According to the author, Elster’s threefold distinction is based on asking two questions about politics: first, does politics have an intrinsic value, or is it purely instrumental? And second, is the political process (the process of will formation) private or public? Answers to these questions provide us with a matrix of four cells, but Elster filled only three of these cells: he doesn’t pay attention to those models that consider politics to have intrinsic value, and to manifest in a private process.
Now, liberal individualist models consider the process private – but the objective of the political process is not the process itself – it is merely instrumental to achieving the good life. In contrast, republican models consider the political process to have some intrinsic value – but that value is to be pursued in public, informed by a sense of community. How could these be reconciled, in models that consider politics to be of intrinsic worth, yet being private in their process?
Drosterij suggests that this doesn’t really make sense- at least not so far as we understand politics as will formation. Instead, he proposes to redefine politics as “jurisdiction:” dealing solely with the question of how various processes of will formation should be institutionalized; i.e. how and to what extent the formal decision making core of the state could regulate “civil” democracy.
Although it’s an interesting thought, I think it raises many more questions than it answers; the most important being: if we equate “politics” with “jurisdiction,” then what shall we call, and how should we understand, those processes of will formation that the jurisdiction is supposed to govern?
The article closes so:
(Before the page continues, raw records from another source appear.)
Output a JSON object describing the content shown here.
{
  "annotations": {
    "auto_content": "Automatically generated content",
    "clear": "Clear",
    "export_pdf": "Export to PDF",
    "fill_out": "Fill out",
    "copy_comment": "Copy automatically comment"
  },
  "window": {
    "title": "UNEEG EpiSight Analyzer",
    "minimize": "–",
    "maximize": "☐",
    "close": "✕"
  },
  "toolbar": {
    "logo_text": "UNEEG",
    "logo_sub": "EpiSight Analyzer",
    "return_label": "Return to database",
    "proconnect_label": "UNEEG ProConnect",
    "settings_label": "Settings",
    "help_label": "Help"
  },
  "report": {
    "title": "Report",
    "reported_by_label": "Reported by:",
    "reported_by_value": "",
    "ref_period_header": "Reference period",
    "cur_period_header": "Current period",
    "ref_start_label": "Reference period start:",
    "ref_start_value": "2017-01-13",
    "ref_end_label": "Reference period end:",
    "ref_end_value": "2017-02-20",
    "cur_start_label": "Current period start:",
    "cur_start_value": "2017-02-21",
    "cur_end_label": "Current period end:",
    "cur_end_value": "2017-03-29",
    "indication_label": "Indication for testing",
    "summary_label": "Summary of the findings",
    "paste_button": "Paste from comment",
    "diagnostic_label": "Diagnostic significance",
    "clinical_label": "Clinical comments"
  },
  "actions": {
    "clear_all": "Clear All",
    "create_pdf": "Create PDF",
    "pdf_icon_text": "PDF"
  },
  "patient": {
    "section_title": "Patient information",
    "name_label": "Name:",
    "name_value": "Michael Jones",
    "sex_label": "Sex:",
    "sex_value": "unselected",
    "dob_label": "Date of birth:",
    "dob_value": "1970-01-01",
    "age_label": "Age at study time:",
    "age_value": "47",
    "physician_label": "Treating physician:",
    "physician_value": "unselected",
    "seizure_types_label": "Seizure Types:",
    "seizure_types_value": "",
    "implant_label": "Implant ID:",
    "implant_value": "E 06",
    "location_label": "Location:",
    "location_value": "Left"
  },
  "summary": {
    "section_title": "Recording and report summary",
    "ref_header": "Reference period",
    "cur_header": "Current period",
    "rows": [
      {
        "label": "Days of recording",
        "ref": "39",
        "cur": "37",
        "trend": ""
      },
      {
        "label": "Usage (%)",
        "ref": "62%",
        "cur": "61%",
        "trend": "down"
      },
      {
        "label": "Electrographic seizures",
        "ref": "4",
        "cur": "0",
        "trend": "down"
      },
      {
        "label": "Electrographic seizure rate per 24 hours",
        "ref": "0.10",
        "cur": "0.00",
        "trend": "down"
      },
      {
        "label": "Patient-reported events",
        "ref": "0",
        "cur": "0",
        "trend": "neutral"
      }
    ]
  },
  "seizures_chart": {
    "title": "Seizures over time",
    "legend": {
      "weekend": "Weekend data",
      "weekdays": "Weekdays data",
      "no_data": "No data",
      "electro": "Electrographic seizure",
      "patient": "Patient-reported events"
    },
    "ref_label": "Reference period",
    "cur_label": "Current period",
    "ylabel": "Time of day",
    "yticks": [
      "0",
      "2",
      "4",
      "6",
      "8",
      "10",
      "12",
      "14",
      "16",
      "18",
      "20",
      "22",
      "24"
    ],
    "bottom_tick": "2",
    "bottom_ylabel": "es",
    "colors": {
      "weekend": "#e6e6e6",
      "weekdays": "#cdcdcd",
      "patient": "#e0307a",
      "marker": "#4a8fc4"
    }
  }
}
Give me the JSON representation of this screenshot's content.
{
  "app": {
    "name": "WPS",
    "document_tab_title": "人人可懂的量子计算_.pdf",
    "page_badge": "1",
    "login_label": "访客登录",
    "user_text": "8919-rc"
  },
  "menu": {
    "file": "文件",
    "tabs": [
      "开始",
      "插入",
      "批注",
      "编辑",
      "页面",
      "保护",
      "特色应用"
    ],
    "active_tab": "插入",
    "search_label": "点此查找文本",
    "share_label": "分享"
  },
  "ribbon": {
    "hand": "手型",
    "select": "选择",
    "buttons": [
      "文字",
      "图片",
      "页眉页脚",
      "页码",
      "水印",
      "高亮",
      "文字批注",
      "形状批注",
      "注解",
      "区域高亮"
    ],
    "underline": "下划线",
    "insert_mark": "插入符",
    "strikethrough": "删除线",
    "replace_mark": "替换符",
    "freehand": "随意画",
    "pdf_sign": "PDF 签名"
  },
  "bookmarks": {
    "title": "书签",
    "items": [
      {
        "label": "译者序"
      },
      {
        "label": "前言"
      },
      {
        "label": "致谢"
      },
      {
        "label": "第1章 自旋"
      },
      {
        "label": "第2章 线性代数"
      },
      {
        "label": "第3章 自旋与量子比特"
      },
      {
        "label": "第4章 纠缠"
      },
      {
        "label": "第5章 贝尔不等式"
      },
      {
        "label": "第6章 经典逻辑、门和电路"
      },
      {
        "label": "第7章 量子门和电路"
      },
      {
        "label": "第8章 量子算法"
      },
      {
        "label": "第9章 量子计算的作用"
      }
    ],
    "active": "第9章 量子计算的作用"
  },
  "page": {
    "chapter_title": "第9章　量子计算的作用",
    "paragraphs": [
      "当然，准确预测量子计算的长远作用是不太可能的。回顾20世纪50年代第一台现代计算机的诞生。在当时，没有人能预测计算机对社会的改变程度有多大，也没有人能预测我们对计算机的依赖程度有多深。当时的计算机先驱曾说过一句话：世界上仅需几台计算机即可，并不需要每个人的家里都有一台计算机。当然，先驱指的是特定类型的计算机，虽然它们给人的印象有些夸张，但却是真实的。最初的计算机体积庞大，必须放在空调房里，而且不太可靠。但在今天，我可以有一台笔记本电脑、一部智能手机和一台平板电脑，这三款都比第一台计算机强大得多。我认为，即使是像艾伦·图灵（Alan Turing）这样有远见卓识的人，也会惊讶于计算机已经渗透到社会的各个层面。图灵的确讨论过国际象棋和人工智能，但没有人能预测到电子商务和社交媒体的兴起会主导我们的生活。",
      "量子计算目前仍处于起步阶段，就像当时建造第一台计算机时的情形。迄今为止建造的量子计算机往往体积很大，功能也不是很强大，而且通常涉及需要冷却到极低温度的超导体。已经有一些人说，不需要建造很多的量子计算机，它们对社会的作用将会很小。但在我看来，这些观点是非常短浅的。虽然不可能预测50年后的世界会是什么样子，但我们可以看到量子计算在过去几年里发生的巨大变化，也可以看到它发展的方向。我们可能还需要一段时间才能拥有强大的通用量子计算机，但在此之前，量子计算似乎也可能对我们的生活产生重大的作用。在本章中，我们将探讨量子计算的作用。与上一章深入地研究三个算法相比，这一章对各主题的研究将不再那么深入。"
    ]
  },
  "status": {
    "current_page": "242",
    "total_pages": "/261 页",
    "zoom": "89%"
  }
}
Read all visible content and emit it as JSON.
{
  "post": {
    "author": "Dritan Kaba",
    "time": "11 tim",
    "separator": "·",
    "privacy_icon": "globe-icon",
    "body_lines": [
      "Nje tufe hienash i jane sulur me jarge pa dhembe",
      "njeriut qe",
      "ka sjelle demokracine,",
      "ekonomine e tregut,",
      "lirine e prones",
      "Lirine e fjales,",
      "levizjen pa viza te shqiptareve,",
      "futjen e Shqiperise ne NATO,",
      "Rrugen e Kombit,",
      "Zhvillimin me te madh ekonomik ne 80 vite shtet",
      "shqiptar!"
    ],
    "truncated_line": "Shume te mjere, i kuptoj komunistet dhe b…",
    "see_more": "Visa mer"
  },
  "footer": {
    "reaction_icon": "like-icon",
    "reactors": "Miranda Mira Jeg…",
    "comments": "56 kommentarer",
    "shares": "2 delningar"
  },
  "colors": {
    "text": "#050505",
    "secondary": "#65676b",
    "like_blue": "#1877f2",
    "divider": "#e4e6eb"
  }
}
Deliberative democracy does not encompass [politics as jurisdiction], since it fails to principally distinguish between the civil and the political level of democracy, and therefore unfortunately understands politics as a combination of both: politics as public will formation.
In contrast to Cohen, I would like to understand the procedure from which procedurally correct decisions draw their legitimacy […] as the core structure in a separate, constitutionally [=legally] organized political system, but not as a model for all social institutions […]. If deliberative politics is supposed to be inflated into a structure shaping the totality of society, then the discursive mode of sociation expected in the legal system would have to expand into a self-organization of society and penetrate the latter’s complexity as a whole. This is impossible, for the simple reason that democratic procedure must be embedded in contexts it cannot itself regulate.” (1996: 305)